Cervantes looks about and sees only a bolted door in the brick wall at the alley’s end. “I see no one, señor,” he slurs. Then he turns around. “Who sent you?” he asks.
I say nothing, letting the manriki gusari—a length of chain with heavy weights on either end—slide from my hands. I begin its slow, rotating swing, the iron hammers increasingly widening their gyres. Cervantes smirks and slowly applauds me for getting the drop on him, but I am not fooled. A butterfly knife suddenly flicks out of his palm, shining in the single street lamp illuminating the alley and clicking like an angry cricket. It begins to rain, and the alley appears painted in blood. Not yet it isn’t.
manriki gusari cuts through the night like a dull grey meteorite, dashing the blade from his hand. Before prison I’d have been no match for Cervantes, but the years of captivity have left me a crucial opening of a scant few seconds. As the blade flies away I swear I see a glimmer of respect and a bit of a smile in the old man’s eyes. “Today is a good day to die,” says he. I smile, but the swelling respect I feel for him does not stay my hand. The manriki gusari does its dirty work, and one man, not Cervantes, leaves the alley under his own power.
75. Ulysses, James Joyce ✓ ❤ †
Strolling the streets of Zurich on a beautiful day, homburg hat set at a rakish angle, tapping along with his walking stick, Joyce is astonished as I walk up and, without warning, snap a right jab into his good eye. He leans forward in pain, and I cup my hands and slap both ears. Howling now, Joyce becomes a man possessed, swinging wildly with his cane. I bob and weave then deliver a quick snap-kick to his groin. He buckles, and I follow it with a backhanded tolchock to the chin and a leg sweep, sending him crashing to the pavement. Unlike reading Finnegans Wake, it is over quickly. I take Joyce’s homburg as a trophy, jauntily wearing it as I walk off, his groans receding in the distance.
81. A Christmas Carol, Charles Dickens ✓ ❤ †
Notoriously fast walker, Dickens easily evades me. He reaches a trellis, and monkey-climbs up it to lie in wait behind a gargoyle.
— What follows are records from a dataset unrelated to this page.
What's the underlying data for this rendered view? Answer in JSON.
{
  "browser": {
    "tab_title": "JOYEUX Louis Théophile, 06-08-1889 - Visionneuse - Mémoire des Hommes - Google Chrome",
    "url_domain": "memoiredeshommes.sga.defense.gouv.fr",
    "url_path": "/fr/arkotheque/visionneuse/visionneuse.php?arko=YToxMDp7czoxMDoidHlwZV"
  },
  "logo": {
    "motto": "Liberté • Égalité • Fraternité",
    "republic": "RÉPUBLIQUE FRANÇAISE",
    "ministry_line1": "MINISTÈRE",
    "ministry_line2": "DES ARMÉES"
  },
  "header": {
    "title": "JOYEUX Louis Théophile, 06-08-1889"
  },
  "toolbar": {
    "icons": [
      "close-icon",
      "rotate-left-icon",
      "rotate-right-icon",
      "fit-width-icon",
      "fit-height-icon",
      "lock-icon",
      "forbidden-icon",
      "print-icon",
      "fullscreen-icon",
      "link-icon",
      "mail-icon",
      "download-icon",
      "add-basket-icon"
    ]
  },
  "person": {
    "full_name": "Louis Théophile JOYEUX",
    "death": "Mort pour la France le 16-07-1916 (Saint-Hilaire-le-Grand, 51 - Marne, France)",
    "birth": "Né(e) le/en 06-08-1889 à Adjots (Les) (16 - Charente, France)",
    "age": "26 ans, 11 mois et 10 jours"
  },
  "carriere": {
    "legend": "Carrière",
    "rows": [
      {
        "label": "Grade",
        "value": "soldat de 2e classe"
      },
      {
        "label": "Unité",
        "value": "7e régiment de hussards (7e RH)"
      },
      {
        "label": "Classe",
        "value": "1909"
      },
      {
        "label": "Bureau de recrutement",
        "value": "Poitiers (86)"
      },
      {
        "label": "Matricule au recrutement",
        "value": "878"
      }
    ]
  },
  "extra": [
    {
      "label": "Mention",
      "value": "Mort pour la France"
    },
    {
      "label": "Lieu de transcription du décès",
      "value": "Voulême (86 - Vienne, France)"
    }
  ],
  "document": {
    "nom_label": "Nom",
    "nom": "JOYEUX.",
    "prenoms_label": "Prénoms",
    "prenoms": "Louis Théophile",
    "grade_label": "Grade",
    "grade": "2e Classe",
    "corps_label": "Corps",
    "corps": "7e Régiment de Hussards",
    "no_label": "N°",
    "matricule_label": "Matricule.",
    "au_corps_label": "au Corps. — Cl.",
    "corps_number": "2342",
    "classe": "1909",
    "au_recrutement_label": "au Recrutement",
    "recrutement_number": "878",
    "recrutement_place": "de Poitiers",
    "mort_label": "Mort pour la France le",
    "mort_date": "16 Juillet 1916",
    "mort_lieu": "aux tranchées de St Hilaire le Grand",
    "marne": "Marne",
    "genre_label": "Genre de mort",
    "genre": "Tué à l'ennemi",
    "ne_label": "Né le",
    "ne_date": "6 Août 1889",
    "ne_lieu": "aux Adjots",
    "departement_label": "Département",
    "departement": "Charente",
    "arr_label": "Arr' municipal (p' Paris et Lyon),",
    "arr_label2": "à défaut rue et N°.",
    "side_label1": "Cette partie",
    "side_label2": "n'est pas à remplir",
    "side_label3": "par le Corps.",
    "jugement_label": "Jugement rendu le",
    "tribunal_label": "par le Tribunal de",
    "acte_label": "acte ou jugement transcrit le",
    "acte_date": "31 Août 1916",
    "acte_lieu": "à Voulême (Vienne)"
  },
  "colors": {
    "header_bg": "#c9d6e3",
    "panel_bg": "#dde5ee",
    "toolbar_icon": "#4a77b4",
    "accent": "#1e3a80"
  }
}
As I pass he staves in my skull with a copy of Nicholas Nickleby, delivered in 20 monthly installments between April 1838 and October 1839.
91. Heart of Darkness, Joseph Conrad ✓ ❤ †
Conrad finds the darkness before him as I rappel down into his study in midnight-black ninja garb. Bonk on head with a bo staff. Vanish into the night. Conrad may have mastered the English in his 30s, but his grasp of the art of ninjutsu was sorely lacking.
95. A Confederacy of Dunces, John Kennedy Toole ✓
Quick knife-hand strike to the neck and Toole falls forward. Elbow dropped on back of neck, collapsing him into a useless pile of meat and bone. One must fight the suicidally depressed without joy.
100. O Pioneers!, Willa Cather
Only a fool would take on the author of My Ántonia. What was left of the last man who did . . . well, it couldn’t properly be called a “man” anymore.